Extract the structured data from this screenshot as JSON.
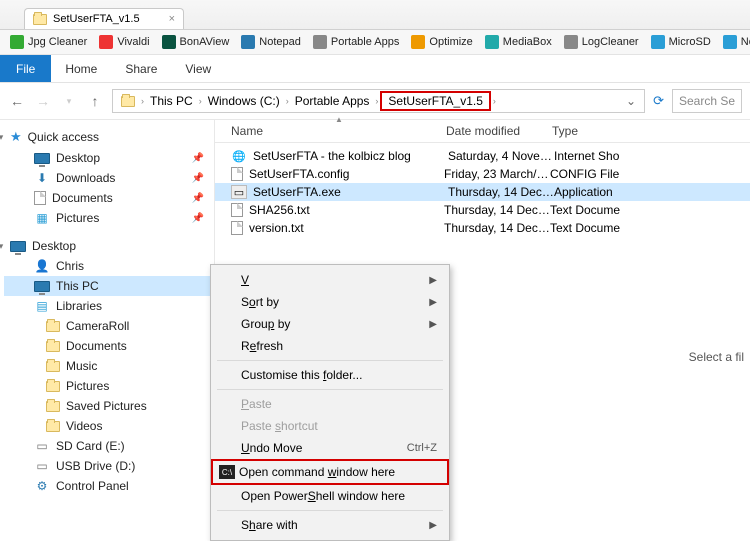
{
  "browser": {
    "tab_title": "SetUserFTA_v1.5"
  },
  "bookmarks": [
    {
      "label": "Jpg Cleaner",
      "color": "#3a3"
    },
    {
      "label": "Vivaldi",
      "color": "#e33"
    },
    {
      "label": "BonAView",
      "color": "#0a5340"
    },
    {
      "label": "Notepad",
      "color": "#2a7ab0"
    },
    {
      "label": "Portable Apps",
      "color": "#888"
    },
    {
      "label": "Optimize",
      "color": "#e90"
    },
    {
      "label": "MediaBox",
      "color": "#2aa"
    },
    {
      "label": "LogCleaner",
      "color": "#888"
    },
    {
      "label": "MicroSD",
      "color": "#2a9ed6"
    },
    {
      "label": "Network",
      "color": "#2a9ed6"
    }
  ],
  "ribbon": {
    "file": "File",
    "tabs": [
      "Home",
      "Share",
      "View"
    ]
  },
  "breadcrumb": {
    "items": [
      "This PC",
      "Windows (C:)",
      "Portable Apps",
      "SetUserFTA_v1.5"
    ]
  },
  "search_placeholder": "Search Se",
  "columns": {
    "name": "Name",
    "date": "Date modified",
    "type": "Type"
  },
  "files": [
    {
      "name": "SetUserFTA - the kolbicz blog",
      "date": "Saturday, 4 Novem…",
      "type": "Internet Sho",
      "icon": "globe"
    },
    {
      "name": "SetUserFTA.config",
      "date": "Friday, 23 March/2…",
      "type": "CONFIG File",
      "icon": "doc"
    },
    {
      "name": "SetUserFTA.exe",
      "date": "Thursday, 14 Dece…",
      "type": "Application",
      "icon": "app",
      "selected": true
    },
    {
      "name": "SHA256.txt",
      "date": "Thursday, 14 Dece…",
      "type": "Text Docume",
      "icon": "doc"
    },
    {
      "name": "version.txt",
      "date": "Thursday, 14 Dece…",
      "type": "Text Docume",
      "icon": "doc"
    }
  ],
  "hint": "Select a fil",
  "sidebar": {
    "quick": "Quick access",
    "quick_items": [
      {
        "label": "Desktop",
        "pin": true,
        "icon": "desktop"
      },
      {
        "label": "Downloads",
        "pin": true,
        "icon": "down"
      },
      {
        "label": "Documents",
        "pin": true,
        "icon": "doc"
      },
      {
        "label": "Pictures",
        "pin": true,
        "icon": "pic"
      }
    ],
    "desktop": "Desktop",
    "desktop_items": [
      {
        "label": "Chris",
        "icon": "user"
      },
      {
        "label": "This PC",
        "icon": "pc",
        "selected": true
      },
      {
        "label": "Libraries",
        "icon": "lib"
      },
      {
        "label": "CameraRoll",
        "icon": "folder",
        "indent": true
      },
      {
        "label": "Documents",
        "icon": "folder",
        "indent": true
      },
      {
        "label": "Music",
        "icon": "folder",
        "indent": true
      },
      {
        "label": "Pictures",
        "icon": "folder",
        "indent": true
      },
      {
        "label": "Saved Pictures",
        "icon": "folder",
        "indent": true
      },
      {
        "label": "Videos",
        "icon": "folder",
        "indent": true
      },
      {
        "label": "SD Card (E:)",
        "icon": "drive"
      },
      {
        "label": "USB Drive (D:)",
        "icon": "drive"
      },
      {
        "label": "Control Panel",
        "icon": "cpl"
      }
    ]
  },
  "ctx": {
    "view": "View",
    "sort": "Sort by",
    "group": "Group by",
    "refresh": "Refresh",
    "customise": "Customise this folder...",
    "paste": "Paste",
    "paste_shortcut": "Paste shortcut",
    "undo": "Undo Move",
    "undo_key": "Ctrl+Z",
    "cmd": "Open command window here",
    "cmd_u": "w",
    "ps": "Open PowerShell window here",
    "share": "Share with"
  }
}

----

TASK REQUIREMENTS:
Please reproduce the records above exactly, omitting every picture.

ANSWER AREA:
Extract the structured data from this screenshot as JSON.
{
  "browser": {
    "tab_title": "SetUserFTA_v1.5"
  },
  "bookmarks": [
    {
      "label": "Jpg Cleaner",
      "color": "#3a3"
    },
    {
      "label": "Vivaldi",
      "color": "#e33"
    },
    {
      "label": "BonAView",
      "color": "#0a5340"
    },
    {
      "label": "Notepad",
      "color": "#2a7ab0"
    },
    {
      "label": "Portable Apps",
      "color": "#888"
    },
    {
      "label": "Optimize",
      "color": "#e90"
    },
    {
      "label": "MediaBox",
      "color": "#2aa"
    },
    {
      "label": "LogCleaner",
      "color": "#888"
    },
    {
      "label": "MicroSD",
      "color": "#2a9ed6"
    },
    {
      "label": "Network",
      "color": "#2a9ed6"
    }
  ],
  "ribbon": {
    "file": "File",
    "tabs": [
      "Home",
      "Share",
      "View"
    ]
  },
  "breadcrumb": {
    "items": [
      "This PC",
      "Windows (C:)",
      "Portable Apps",
      "SetUserFTA_v1.5"
    ]
  },
  "search_placeholder": "Search Se",
  "columns": {
    "name": "Name",
    "date": "Date modified",
    "type": "Type"
  },
  "files": [
    {
      "name": "SetUserFTA - the kolbicz blog",
      "date": "Saturday, 4 Novem…",
      "type": "Internet Sho",
      "icon": "globe"
    },
    {
      "name": "SetUserFTA.config",
      "date": "Friday, 23 March/2…",
      "type": "CONFIG File",
      "icon": "doc"
    },
    {
      "name": "SetUserFTA.exe",
      "date": "Thursday, 14 Dece…",
      "type": "Application",
      "icon": "app",
      "selected": true
    },
    {
      "name": "SHA256.txt",
      "date": "Thursday, 14 Dece…",
      "type": "Text Docume",
      "icon": "doc"
    },
    {
      "name": "version.txt",
      "date": "Thursday, 14 Dece…",
      "type": "Text Docume",
      "icon": "doc"
    }
  ],
  "hint": "Select a fil",
  "sidebar": {
    "quick": "Quick access",
    "quick_items": [
      {
        "label": "Desktop",
        "pin": true,
        "icon": "desktop"
      },
      {
        "label": "Downloads",
        "pin": true,
        "icon": "down"
      },
      {
        "label": "Documents",
        "pin": true,
        "icon": "doc"
      },
      {
        "label": "Pictures",
        "pin": true,
        "icon": "pic"
      }
    ],
    "desktop": "Desktop",
    "desktop_items": [
      {
        "label": "Chris",
        "icon": "user"
      },
      {
        "label": "This PC",
        "icon": "pc",
        "selected": true
      },
      {
        "label": "Libraries",
        "icon": "lib"
      },
      {
        "label": "CameraRoll",
        "icon": "folder",
        "indent": true
      },
      {
        "label": "Documents",
        "icon": "folder",
        "indent": true
      },
      {
        "label": "Music",
        "icon": "folder",
        "indent": true
      },
      {
        "label": "Pictures",
        "icon": "folder",
        "indent": true
      },
      {
        "label": "Saved Pictures",
        "icon": "folder",
        "indent": true
      },
      {
        "label": "Videos",
        "icon": "folder",
        "indent": true
      },
      {
        "label": "SD Card (E:)",
        "icon": "drive"
      },
      {
        "label": "USB Drive (D:)",
        "icon": "drive"
      },
      {
        "label": "Control Panel",
        "icon": "cpl"
      }
    ]
  },
  "ctx": {
    "view": "View",
    "sort": "Sort by",
    "group": "Group by",
    "refresh": "Refresh",
    "customise": "Customise this folder...",
    "paste": "Paste",
    "paste_shortcut": "Paste shortcut",
    "undo": "Undo Move",
    "undo_key": "Ctrl+Z",
    "cmd": "Open command window here",
    "cmd_u": "w",
    "ps": "Open PowerShell window here",
    "share": "Share with"
  }
}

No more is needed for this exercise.